BLVR: You wrote an essay in 2008 called “Men Explain Things to Me” (which appeared in truncated form in the L.A. Times). In it, you tell the story of a man at a party who told you about a book you really should know about that turned out to be the book you wrote, River of Shadows. The essay hit on issues of gender and authority, but it also seems to be tied to this matter of audience and how you are read and by whom.

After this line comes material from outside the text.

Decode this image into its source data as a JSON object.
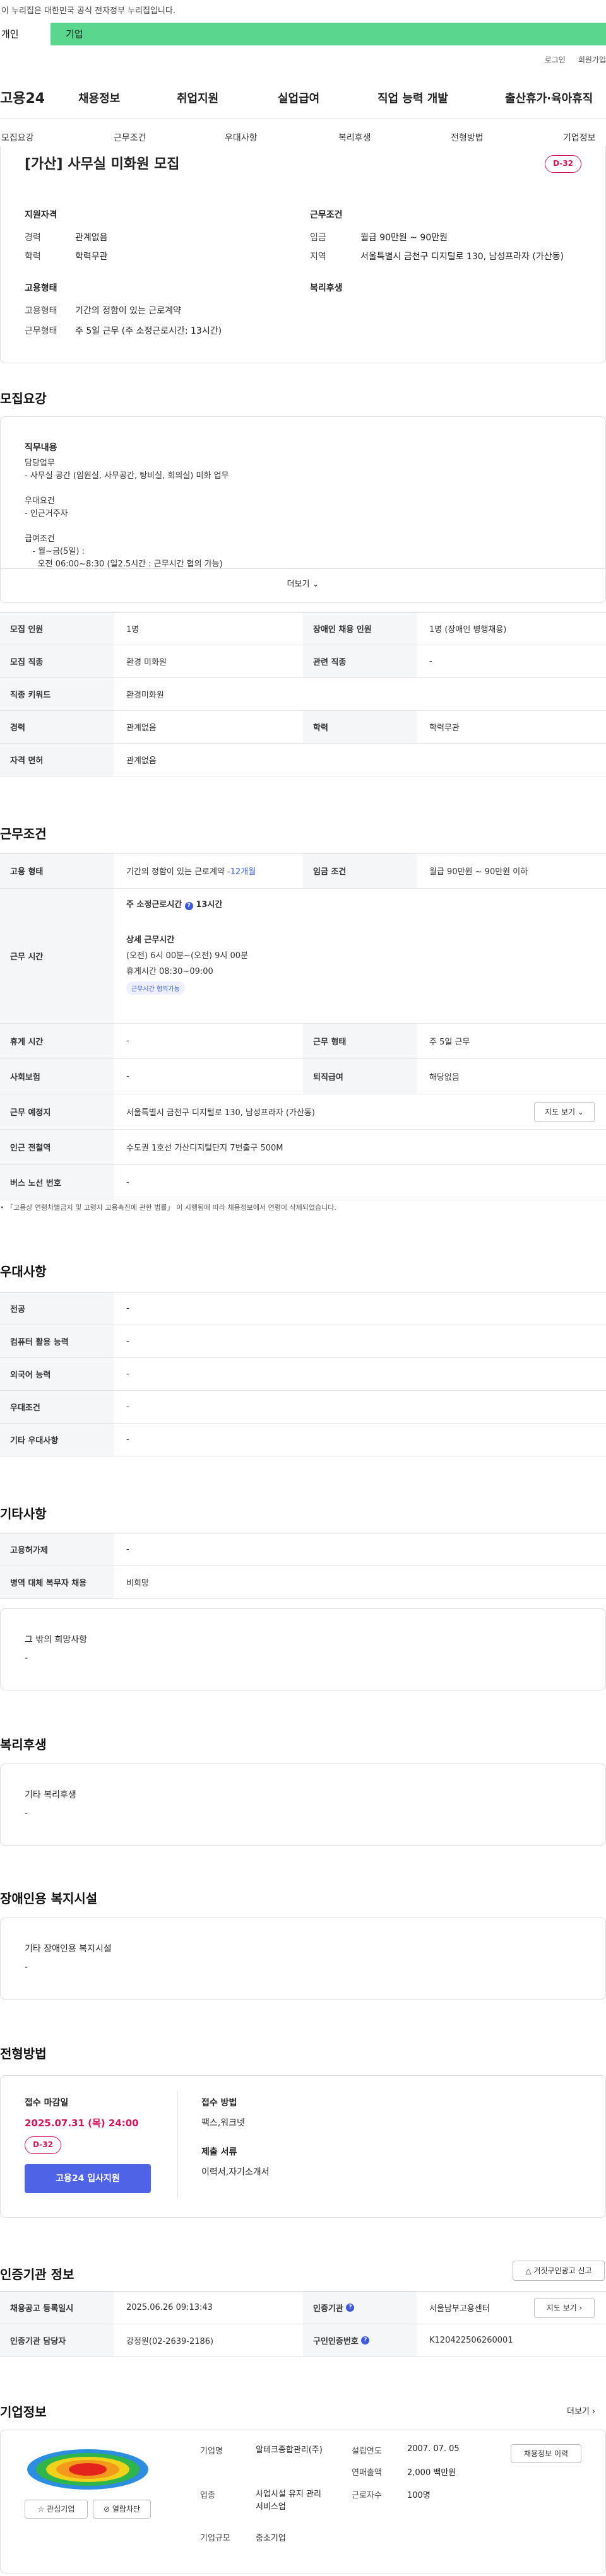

RS: And you know what? He hadn’t even read the book. First, I don’t feel that I’ve been really handicapped by my gender as a writer, at least not directly—taking my own aspirations seriously and asking others to did involve overcoming my upbringing. After that it’s more the personal, face-to-face stuff when I get squelched, dismissed, insulted, and presumed ignorant by silly men in passing. And as I made clear in that piece, I’ve had really fantastic male editors through much of my writing life, so I have been very well respected and supported by men: “men” is not a tidy category here. I wrote that piece because my friend Marina said that young women needed to hear it, to know that these silencings are widespread and they are not alone. And of course there are people, men mostly, who get huffy that I take on subjects like the history of cinema and technology that aren’t supposed to be, apparently, my turf.